Gimba Kumo, who disclosed that government would require $30 million (N4.65 billion) and build additional 60 million housing units to be able to meet the housing needs of Nigerians admitted recently that the bank has not been able to meet the housing needs of the people but blamed the Central Bank of Nigeria, CBN, for failure to pay its equity contribution to NHF. Jacques Troost, executive director, Stanbic IBTC, who puts the country’s housing deficit at 15 million suggests that mortgage financing as the way out. Ezekiel Etok, an architect, recommends the provision of social housing as different from mass housing as the way out.
This appears to be the position of Ama Pepple, minister of lands, housing and urban development when she urged FMBN to consider social housing scheme to provide decent and affordable accommodation to Nigerians. Pepple said government would require N60 trillion to fix the housing deficit in the country. Perhaps what is being advocated is a social housing scheme in the mould of former Lagos State governor Lateef Jakande’s mass housing programme, which is yet to be surpassed in the country 27 years after and which truly delivered housing to the low-income earner.
Most of the supposedly housing schemes for the low-income earners are usually beyond their reach, which is why Akinrolabu suggests that government should rather empower the people to be able to build their houses rather than building and allocating. Some have also stressed the fact that if government could fix the country’s dilapidated infrastructure, especially the rail system and roads, provide the gas and electricity for the indigenous manufacturers of cement, the product would become less expensive.

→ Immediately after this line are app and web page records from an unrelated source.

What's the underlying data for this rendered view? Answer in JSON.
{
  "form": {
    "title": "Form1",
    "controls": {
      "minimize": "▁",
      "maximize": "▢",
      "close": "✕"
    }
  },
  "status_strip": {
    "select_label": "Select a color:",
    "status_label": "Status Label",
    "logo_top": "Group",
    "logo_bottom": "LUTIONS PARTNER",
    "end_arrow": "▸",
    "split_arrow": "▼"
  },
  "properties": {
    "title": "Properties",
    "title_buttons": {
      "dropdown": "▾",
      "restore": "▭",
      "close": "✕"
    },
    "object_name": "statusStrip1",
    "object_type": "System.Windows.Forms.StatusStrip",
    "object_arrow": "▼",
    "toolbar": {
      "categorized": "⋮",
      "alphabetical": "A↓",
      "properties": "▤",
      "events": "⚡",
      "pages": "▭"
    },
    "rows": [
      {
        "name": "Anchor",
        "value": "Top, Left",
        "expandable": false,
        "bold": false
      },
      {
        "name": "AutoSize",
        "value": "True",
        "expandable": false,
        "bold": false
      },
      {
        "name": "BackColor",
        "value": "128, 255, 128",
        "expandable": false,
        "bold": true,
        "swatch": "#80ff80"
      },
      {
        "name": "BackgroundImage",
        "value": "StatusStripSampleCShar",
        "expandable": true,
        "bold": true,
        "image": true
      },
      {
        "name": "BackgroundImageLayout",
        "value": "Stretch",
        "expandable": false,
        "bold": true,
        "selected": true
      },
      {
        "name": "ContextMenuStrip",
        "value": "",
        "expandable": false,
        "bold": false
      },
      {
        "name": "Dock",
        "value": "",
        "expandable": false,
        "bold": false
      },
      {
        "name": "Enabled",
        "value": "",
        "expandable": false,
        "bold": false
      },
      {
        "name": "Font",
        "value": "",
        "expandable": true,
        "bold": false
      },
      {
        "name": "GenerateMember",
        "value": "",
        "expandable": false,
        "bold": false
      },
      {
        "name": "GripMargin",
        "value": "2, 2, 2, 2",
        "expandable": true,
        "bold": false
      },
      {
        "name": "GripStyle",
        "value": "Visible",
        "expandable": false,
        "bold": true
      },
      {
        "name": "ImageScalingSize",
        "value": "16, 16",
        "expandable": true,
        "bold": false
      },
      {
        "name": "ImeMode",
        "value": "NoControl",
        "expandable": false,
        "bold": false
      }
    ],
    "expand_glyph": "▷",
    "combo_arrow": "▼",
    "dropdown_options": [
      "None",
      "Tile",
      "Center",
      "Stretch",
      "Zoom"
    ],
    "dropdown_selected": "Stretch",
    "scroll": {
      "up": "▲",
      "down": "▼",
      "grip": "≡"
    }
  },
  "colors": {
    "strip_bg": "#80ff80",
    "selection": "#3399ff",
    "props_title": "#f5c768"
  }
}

Nigerians still recall the Presidential Committee on the Alleviation of Housing Deficit of the regime of Olusegun Obasanjo which was meant to deliver affordable housing to Nigerians. Obasanjo had given NBRRI and other stakeholders the mandate to construct 500 units of housing in all the states’ capitals including Abuja using local building materials. This initiative would have delivered houses to 18,500 families but the programme was aborted. This perhaps explains why Nigerians are not excited about government’s avowed commitment to developing alternative building material to combat the rising cost of cement and make houses affordable. So to them, once bitten, many times shy.